### Assignment
Compute the number of lines in the following data that include the word "username", and output that number alone.

(Entries supplied begins)

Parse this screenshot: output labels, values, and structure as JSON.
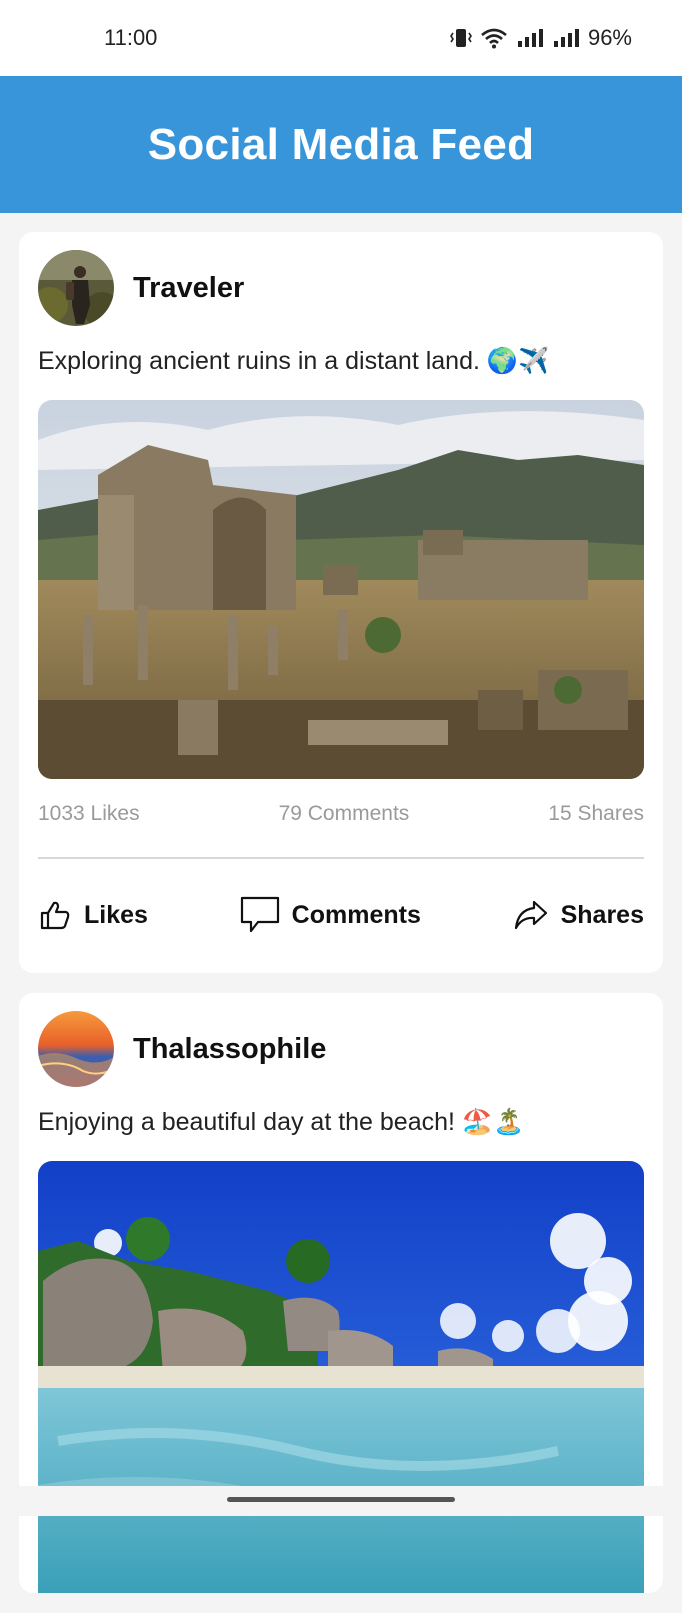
{
  "status_bar": {
    "time": "11:00",
    "battery": "96%"
  },
  "header": {
    "title": "Social Media Feed"
  },
  "posts": [
    {
      "username": "Traveler",
      "caption": "Exploring ancient ruins in a distant land. 🌍✈️",
      "stats": {
        "likes": "1033 Likes",
        "comments": "79 Comments",
        "shares": "15 Shares"
      },
      "actions": {
        "likes": "Likes",
        "comments": "Comments",
        "shares": "Shares"
      }
    },
    {
      "username": "Thalassophile",
      "caption": "Enjoying a beautiful day at the beach! 🏖️🏝️"
    }
  ]
}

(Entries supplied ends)

### The completed task
2